    I can still handle the scenes of poverty and suffering - it is the amount spent on shooting sequences in switzerland and South Africa that I find tough to handle.
    Swapnil, Perhaps we will still go the movie again together!!?

  4. I loved it too! After I saw it, mailed everyone on my Contacts list to go see it - and so many did! If such movies run well, I am hoping more people will be enthused to make such movies - we need to give them all the support we can.

  5. Anonymous Says:

    thanks for the review. Will see this one. But will have to wait for one with subtitles to enjoy it.

  6. Usha Says:

    Dubukku Ranga, My request to you would be to try watching this film without the distraction of subtitles - this is one of those films where language is no barrier. Of course you can watch it with subtitles later to enjoy the humour in the dialogues.
    Thanks for visiting me. Did i tell you how much i love your writing? Tamil friends, pls do not miss dubukku link under Tamil blogs in my index page.

  7. Anonymous Says:

    The movie was too good. Nagesh Kukunoor just demonstrated how good a story teller he is. Usha, the storytelling reminds me of the new movie Hanuman ( thanks to Swapnil, watched that movie first day first show ). Amazing animation. And it just made me wonder, with some 10000 gods and demons and all, Indian mythology has more than enough superheroes to give Batman, Spiderman.... a run for their money. There is a lot of scope for storytelling using this medium of animation movies.

    Kids would just love it. Also we should go and watch it for the kid inside us.


  8. Usha Says:

    yes, we have the stories, millions of them , the expertise and the amrket - what are we waiting for? we should have more animation movies, I completely agree.

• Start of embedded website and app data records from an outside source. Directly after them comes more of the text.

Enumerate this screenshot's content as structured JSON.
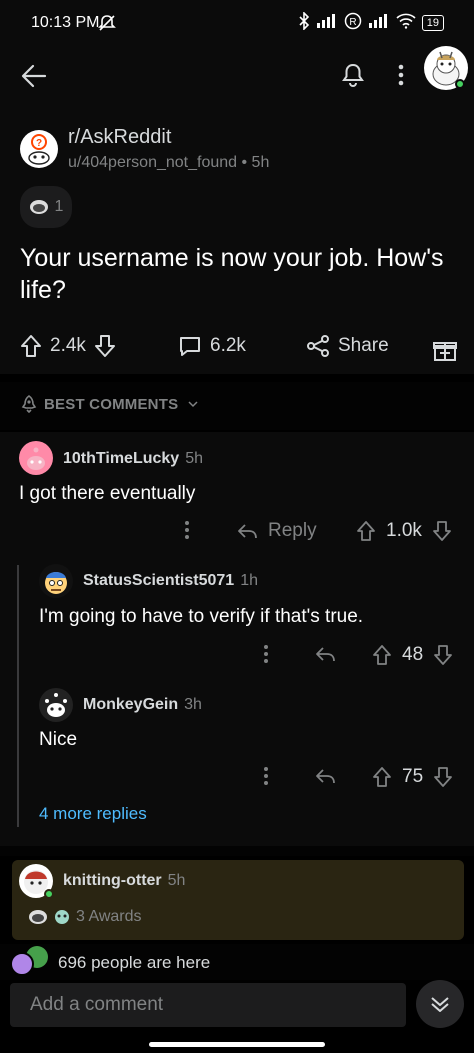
{
  "status_bar": {
    "time": "10:13 PM",
    "battery": "19"
  },
  "post": {
    "subreddit": "r/AskReddit",
    "author": "u/404person_not_found",
    "age": "5h",
    "award_count": "1",
    "title": "Your username is now your job. How's life?",
    "upvotes": "2.4k",
    "comments": "6.2k",
    "share_label": "Share"
  },
  "sort": {
    "label": "BEST COMMENTS"
  },
  "comments": [
    {
      "user": "10thTimeLucky",
      "age": "5h",
      "text": "I got there eventually",
      "reply_label": "Reply",
      "score": "1.0k",
      "replies": [
        {
          "user": "StatusScientist5071",
          "age": "1h",
          "text": "I'm going to have to verify if that's true.",
          "score": "48"
        },
        {
          "user": "MonkeyGein",
          "age": "3h",
          "text": "Nice",
          "score": "75"
        }
      ],
      "more_replies": "4 more replies"
    },
    {
      "user": "knitting-otter",
      "age": "5h",
      "awards": "3 Awards"
    }
  ],
  "presence": {
    "text": "696 people are here"
  },
  "composer": {
    "placeholder": "Add a comment"
  },
  "colors": {
    "background": "#0b0b0b",
    "text": "#d7dadc",
    "muted": "#818384",
    "link": "#4fbcff",
    "highlight": "#2a2512"
  }
}
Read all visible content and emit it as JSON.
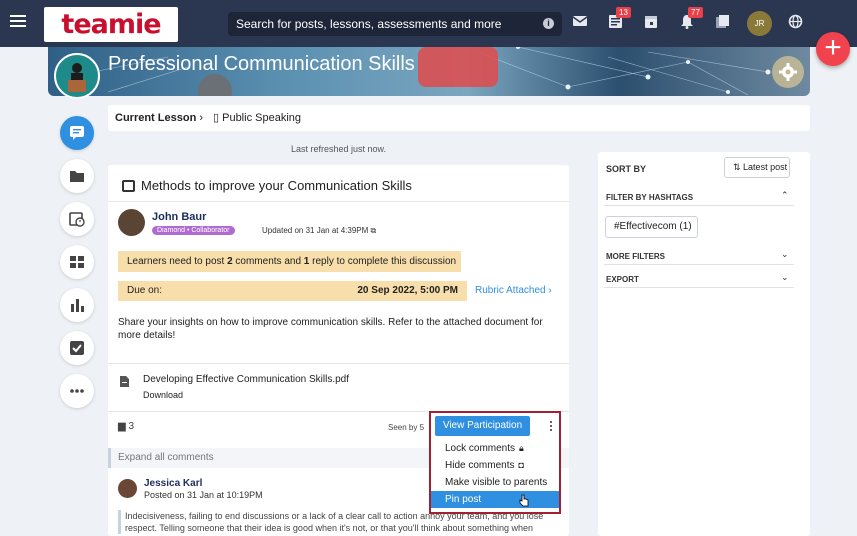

I love them too.

  9. In my wise opinion, he should become a "Bhai" and call himself "Iqbal Mirchi". Problem solved. q.e.d.

  10. Ok, cut the crap, and please tell me if they have any "item number" in this movie!

    Nobody cannot make me watch no movie that ain't have no item number, never!